(Dataset excerpts)

Content starts

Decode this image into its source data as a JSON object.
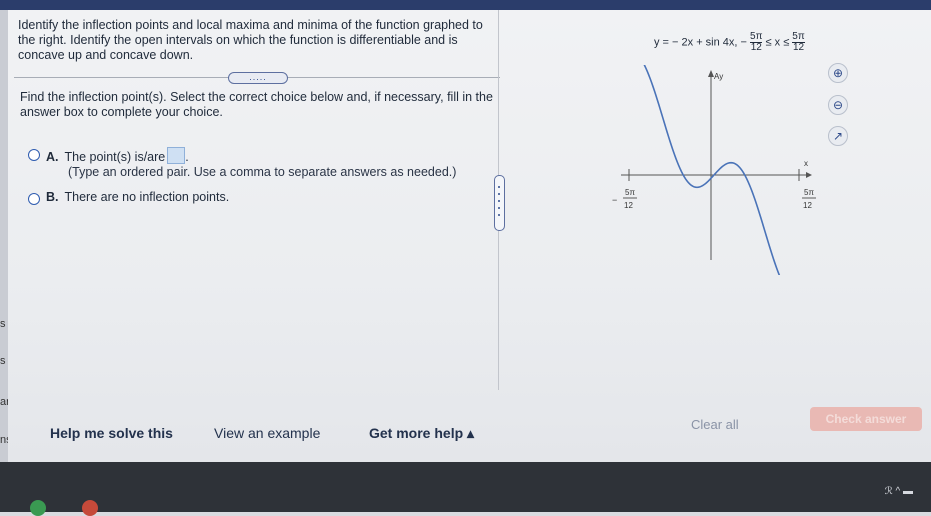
{
  "question": {
    "text": "Identify the inflection points and local maxima and minima of the function graphed to the right. Identify the open intervals on which the function is differentiable and is concave up and concave down."
  },
  "more_button": {
    "label": "....."
  },
  "prompt": {
    "text": "Find the inflection point(s). Select the correct choice below and, if necessary, fill in the answer box to complete your choice."
  },
  "choices": [
    {
      "letter": "A.",
      "text": "The point(s) is/are",
      "note": "(Type an ordered pair. Use a comma to separate answers as needed.)"
    },
    {
      "letter": "B.",
      "text": "There are no inflection points."
    }
  ],
  "graph": {
    "formula_left": "y = − 2x + sin 4x, −",
    "frac_num": "5π",
    "frac_den": "12",
    "leq_x_leq": "≤ x ≤",
    "x_axis_label": "x",
    "y_axis_label": "Ay",
    "tick_left_num": "5π",
    "tick_left_den": "12",
    "tick_left_sign": "−",
    "tick_right_num": "5π",
    "tick_right_den": "12"
  },
  "tools": [
    {
      "icon": "zoom-in-icon",
      "glyph": "⊕"
    },
    {
      "icon": "zoom-out-icon",
      "glyph": "⊖"
    },
    {
      "icon": "external-link-icon",
      "glyph": "↗"
    }
  ],
  "left_strip": {
    "s1": "s",
    "s2": "s",
    "ary": "ary",
    "ns": "ns"
  },
  "footer": {
    "help_solve": "Help me solve this",
    "view_example": "View an example",
    "get_more_help": "Get more help ▴",
    "clear_all": "Clear all",
    "check_answer": "Check answer"
  },
  "taskbar": {
    "tray_text": "ℛ ^ ▬"
  },
  "colors": {
    "curve": "#4a73b8",
    "accent": "#2f5cb0",
    "check_button": "#e9b9b4"
  }
}
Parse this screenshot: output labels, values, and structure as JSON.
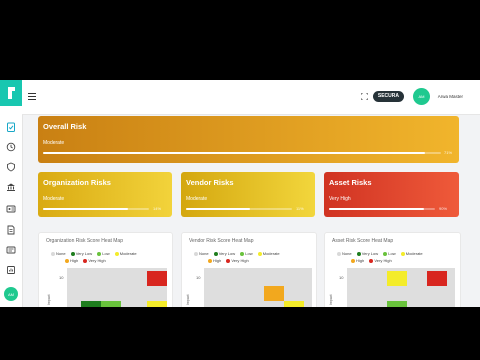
{
  "header": {
    "org_badge": "SECURA",
    "user_initials": "AM",
    "user_name": "Arwa Master"
  },
  "sidebar": {
    "items": [
      {
        "icon": "clipboard-check-icon",
        "active": true
      },
      {
        "icon": "history-icon"
      },
      {
        "icon": "shield-icon"
      },
      {
        "icon": "bank-icon"
      },
      {
        "icon": "id-card-icon"
      },
      {
        "icon": "document-icon"
      },
      {
        "icon": "contact-card-icon"
      },
      {
        "icon": "report-icon"
      }
    ],
    "avatar": "AM"
  },
  "overall": {
    "title": "Overall Risk",
    "level": "Moderate",
    "progress": 0.96,
    "pct": "71%"
  },
  "cards": [
    {
      "title": "Organization Risks",
      "level": "Moderate",
      "progress": 0.8,
      "pct": "14%"
    },
    {
      "title": "Vendor Risks",
      "level": "Moderate",
      "progress": 0.6,
      "pct": "11%"
    },
    {
      "title": "Asset Risks",
      "level": "Very High",
      "progress": 0.9,
      "pct": "90%"
    }
  ],
  "heatmaps": [
    {
      "title": "Organization Risk Score Heat Map",
      "ytick": "10"
    },
    {
      "title": "Vendor Risk Score Heat Map",
      "ytick": "10"
    },
    {
      "title": "Asset Risk Score Heat Map",
      "ytick": "10"
    }
  ],
  "legend": {
    "none": "None",
    "very_low": "Very Low",
    "low": "Low",
    "moderate": "Moderate",
    "high": "High",
    "very_high": "Very High"
  },
  "colors": {
    "none": "#d9d9d9",
    "very_low": "#1e7d1e",
    "low": "#69c23c",
    "moderate": "#f4ec2a",
    "high": "#f2a81e",
    "very_high": "#d8261f",
    "accent": "#18c7b0"
  },
  "axis_label": "Impact"
}
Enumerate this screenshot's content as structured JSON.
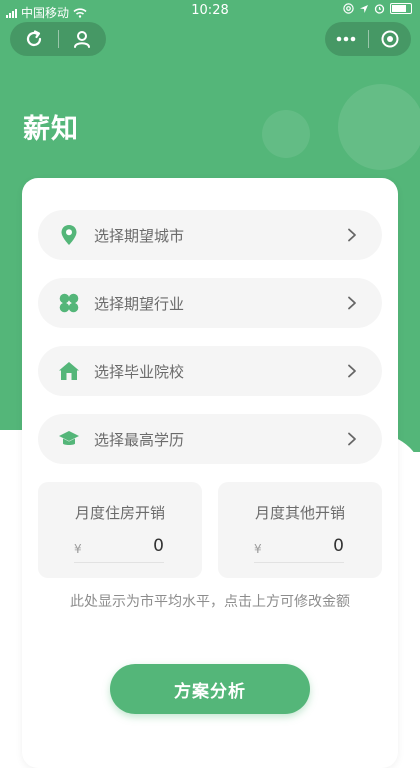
{
  "status_bar": {
    "carrier": "中国移动",
    "time": "10:28"
  },
  "nav": {
    "left_icons": [
      "refresh-icon",
      "user-icon"
    ],
    "right_icons": [
      "more-icon",
      "target-icon"
    ]
  },
  "brand": {
    "title": "薪知"
  },
  "selectors": [
    {
      "label": "选择期望城市",
      "icon": "location-pin-icon"
    },
    {
      "label": "选择期望行业",
      "icon": "clover-icon"
    },
    {
      "label": "选择毕业院校",
      "icon": "house-icon"
    },
    {
      "label": "选择最高学历",
      "icon": "graduation-cap-icon"
    }
  ],
  "costs": {
    "housing": {
      "title": "月度住房开销",
      "currency": "¥",
      "value": "0"
    },
    "other": {
      "title": "月度其他开销",
      "currency": "¥",
      "value": "0"
    }
  },
  "hint": "此处显示为市平均水平，点击上方可修改金额",
  "submit_label": "方案分析",
  "colors": {
    "brand_green": "#54b679",
    "row_bg": "#f5f5f5",
    "text_gray": "#6b6b6b"
  }
}
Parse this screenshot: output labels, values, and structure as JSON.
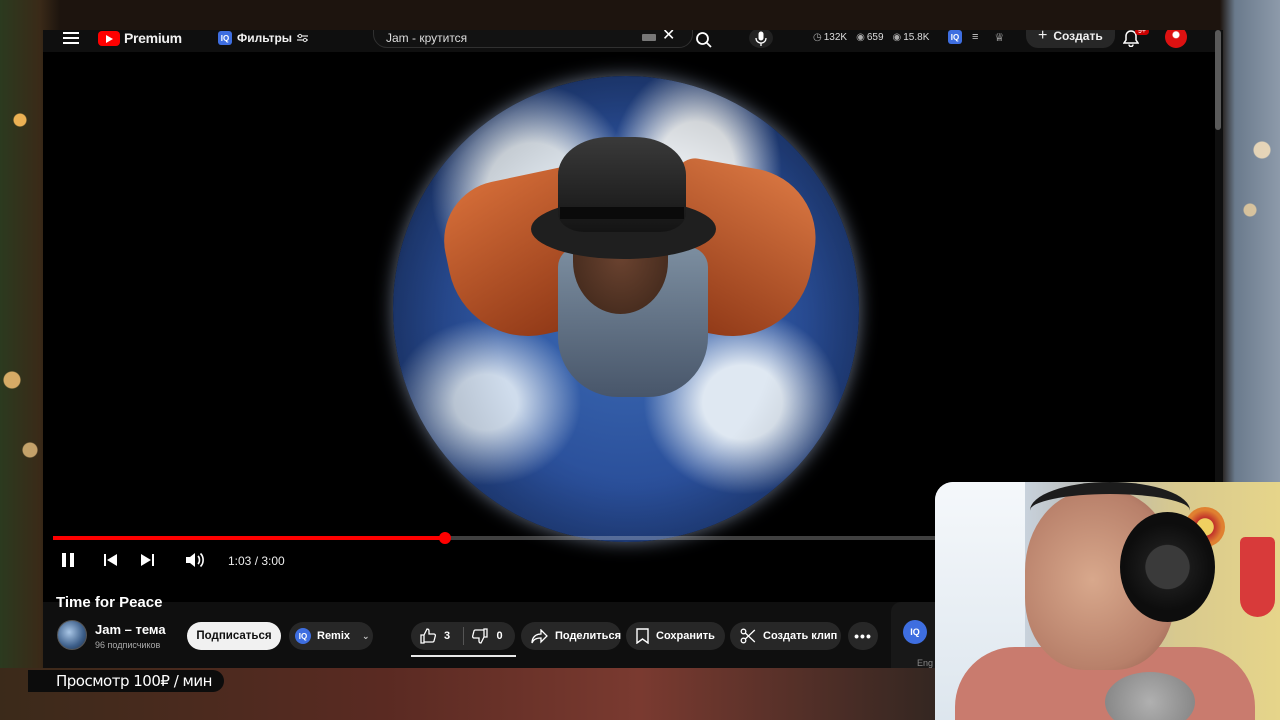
{
  "header": {
    "logo_text": "Premium",
    "filters_label": "Фильтры",
    "search_query": "Jam - крутится",
    "stats": {
      "views": "132K",
      "watching": "659",
      "other": "15.8K"
    },
    "create_label": "Создать",
    "notifications_count": "9+"
  },
  "player": {
    "current_time": "1:03",
    "duration": "3:00",
    "time_display": "1:03 / 3:00",
    "progress_fraction": 0.35,
    "state": "playing"
  },
  "video": {
    "title": "Time for Peace",
    "channel_name": "Jam – тема",
    "subscribers": "96 подписчиков",
    "subscribe_label": "Подписаться",
    "remix_label": "Remix",
    "likes": "3",
    "dislikes": "0",
    "share_label": "Поделиться",
    "save_label": "Сохранить",
    "clip_label": "Создать клип",
    "side_label": "Eng"
  },
  "overlay": {
    "price_text": "Просмотр 100₽ / мин"
  },
  "colors": {
    "accent": "#ff0000",
    "iq_blue": "#3e6ee0",
    "background": "#0f0f0f"
  }
}
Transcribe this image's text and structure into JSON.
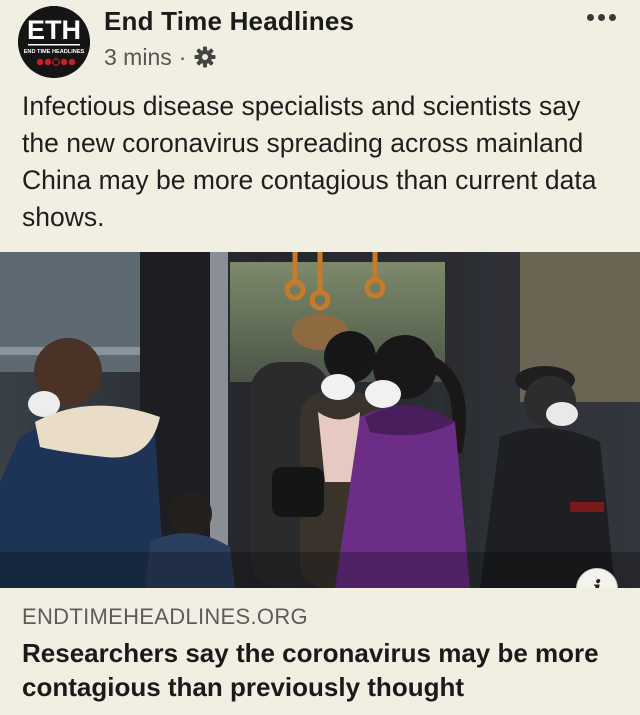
{
  "post": {
    "page_name": "End Time Headlines",
    "avatar_text": "ETH",
    "avatar_subtext": "END TIME HEADLINES",
    "timestamp": "3 mins",
    "separator": "·",
    "privacy_icon": "gear-icon",
    "more_icon": "more-options-icon",
    "body": "Infectious disease specialists and scientists say the new coronavirus spreading across mainland China may be more contagious than current data shows."
  },
  "link_preview": {
    "domain": "ENDTIMEHEADLINES.ORG",
    "title": "Researchers say the coronavirus may be more contagious than previously thought",
    "info_label": "i",
    "info_icon": "info-icon"
  },
  "colors": {
    "background": "#f1efe2",
    "avatar_accent": "#c8202a",
    "text": "#1b1b1b"
  }
}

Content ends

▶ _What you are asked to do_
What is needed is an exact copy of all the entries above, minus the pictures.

▶ _Reply_
Decode this image into its source data as a JSON object.
{
  "question": {
    "text": "Identify the inflection points and local maxima and minima of the function graphed to the right. Identify the open intervals on which the function is differentiable and is concave up and concave down."
  },
  "more_button": {
    "label": "....."
  },
  "prompt": {
    "text": "Find the inflection point(s). Select the correct choice below and, if necessary, fill in the answer box to complete your choice."
  },
  "choices": [
    {
      "letter": "A.",
      "text": "The point(s) is/are",
      "note": "(Type an ordered pair. Use a comma to separate answers as needed.)"
    },
    {
      "letter": "B.",
      "text": "There are no inflection points."
    }
  ],
  "graph": {
    "formula_left": "y = − 2x + sin 4x, −",
    "frac_num": "5π",
    "frac_den": "12",
    "leq_x_leq": "≤ x ≤",
    "x_axis_label": "x",
    "y_axis_label": "Ay",
    "tick_left_num": "5π",
    "tick_left_den": "12",
    "tick_left_sign": "−",
    "tick_right_num": "5π",
    "tick_right_den": "12"
  },
  "tools": [
    {
      "icon": "zoom-in-icon",
      "glyph": "⊕"
    },
    {
      "icon": "zoom-out-icon",
      "glyph": "⊖"
    },
    {
      "icon": "external-link-icon",
      "glyph": "↗"
    }
  ],
  "left_strip": {
    "s1": "s",
    "s2": "s",
    "ary": "ary",
    "ns": "ns"
  },
  "footer": {
    "help_solve": "Help me solve this",
    "view_example": "View an example",
    "get_more_help": "Get more help ▴",
    "clear_all": "Clear all",
    "check_answer": "Check answer"
  },
  "taskbar": {
    "tray_text": "ℛ ^ ▬"
  },
  "colors": {
    "curve": "#4a73b8",
    "accent": "#2f5cb0",
    "check_button": "#e9b9b4"
  }
}
Parse this screenshot: output labels, values, and structure as JSON.
{
  "header": {
    "org_badge": "SECURA",
    "user_initials": "AM",
    "user_name": "Arwa Master"
  },
  "sidebar": {
    "items": [
      {
        "icon": "clipboard-check-icon",
        "active": true
      },
      {
        "icon": "history-icon"
      },
      {
        "icon": "shield-icon"
      },
      {
        "icon": "bank-icon"
      },
      {
        "icon": "id-card-icon"
      },
      {
        "icon": "document-icon"
      },
      {
        "icon": "contact-card-icon"
      },
      {
        "icon": "report-icon"
      }
    ],
    "avatar": "AM"
  },
  "overall": {
    "title": "Overall Risk",
    "level": "Moderate",
    "progress": 0.96,
    "pct": "71%"
  },
  "cards": [
    {
      "title": "Organization Risks",
      "level": "Moderate",
      "progress": 0.8,
      "pct": "14%"
    },
    {
      "title": "Vendor Risks",
      "level": "Moderate",
      "progress": 0.6,
      "pct": "11%"
    },
    {
      "title": "Asset Risks",
      "level": "Very High",
      "progress": 0.9,
      "pct": "90%"
    }
  ],
  "heatmaps": [
    {
      "title": "Organization Risk Score Heat Map",
      "ytick": "10"
    },
    {
      "title": "Vendor Risk Score Heat Map",
      "ytick": "10"
    },
    {
      "title": "Asset Risk Score Heat Map",
      "ytick": "10"
    }
  ],
  "legend": {
    "none": "None",
    "very_low": "Very Low",
    "low": "Low",
    "moderate": "Moderate",
    "high": "High",
    "very_high": "Very High"
  },
  "colors": {
    "none": "#d9d9d9",
    "very_low": "#1e7d1e",
    "low": "#69c23c",
    "moderate": "#f4ec2a",
    "high": "#f2a81e",
    "very_high": "#d8261f",
    "accent": "#18c7b0"
  },
  "axis_label": "Impact"
}
Enumerate this screenshot's content as structured JSON.
{
  "status_bar": {
    "carrier": "中国移动",
    "time": "10:28"
  },
  "nav": {
    "left_icons": [
      "refresh-icon",
      "user-icon"
    ],
    "right_icons": [
      "more-icon",
      "target-icon"
    ]
  },
  "brand": {
    "title": "薪知"
  },
  "selectors": [
    {
      "label": "选择期望城市",
      "icon": "location-pin-icon"
    },
    {
      "label": "选择期望行业",
      "icon": "clover-icon"
    },
    {
      "label": "选择毕业院校",
      "icon": "house-icon"
    },
    {
      "label": "选择最高学历",
      "icon": "graduation-cap-icon"
    }
  ],
  "costs": {
    "housing": {
      "title": "月度住房开销",
      "currency": "¥",
      "value": "0"
    },
    "other": {
      "title": "月度其他开销",
      "currency": "¥",
      "value": "0"
    }
  },
  "hint": "此处显示为市平均水平，点击上方可修改金额",
  "submit_label": "方案分析",
  "colors": {
    "brand_green": "#54b679",
    "row_bg": "#f5f5f5",
    "text_gray": "#6b6b6b"
  }
}
Parse this screenshot: output labels, values, and structure as JSON.
{
  "header": {
    "logo_text": "Premium",
    "filters_label": "Фильтры",
    "search_query": "Jam - крутится",
    "stats": {
      "views": "132K",
      "watching": "659",
      "other": "15.8K"
    },
    "create_label": "Создать",
    "notifications_count": "9+"
  },
  "player": {
    "current_time": "1:03",
    "duration": "3:00",
    "time_display": "1:03 / 3:00",
    "progress_fraction": 0.35,
    "state": "playing"
  },
  "video": {
    "title": "Time for Peace",
    "channel_name": "Jam – тема",
    "subscribers": "96 подписчиков",
    "subscribe_label": "Подписаться",
    "remix_label": "Remix",
    "likes": "3",
    "dislikes": "0",
    "share_label": "Поделиться",
    "save_label": "Сохранить",
    "clip_label": "Создать клип",
    "side_label": "Eng"
  },
  "overlay": {
    "price_text": "Просмотр 100₽ / мин"
  },
  "colors": {
    "accent": "#ff0000",
    "iq_blue": "#3e6ee0",
    "background": "#0f0f0f"
  }
}
Transcribe this image's text and structure into JSON.
{
  "post": {
    "page_name": "End Time Headlines",
    "avatar_text": "ETH",
    "avatar_subtext": "END TIME HEADLINES",
    "timestamp": "3 mins",
    "separator": "·",
    "privacy_icon": "gear-icon",
    "more_icon": "more-options-icon",
    "body": "Infectious disease specialists and scientists say the new coronavirus spreading across mainland China may be more contagious than current data shows."
  },
  "link_preview": {
    "domain": "ENDTIMEHEADLINES.ORG",
    "title": "Researchers say the coronavirus may be more contagious than previously thought",
    "info_label": "i",
    "info_icon": "info-icon"
  },
  "colors": {
    "background": "#f1efe2",
    "avatar_accent": "#c8202a",
    "text": "#1b1b1b"
  }
}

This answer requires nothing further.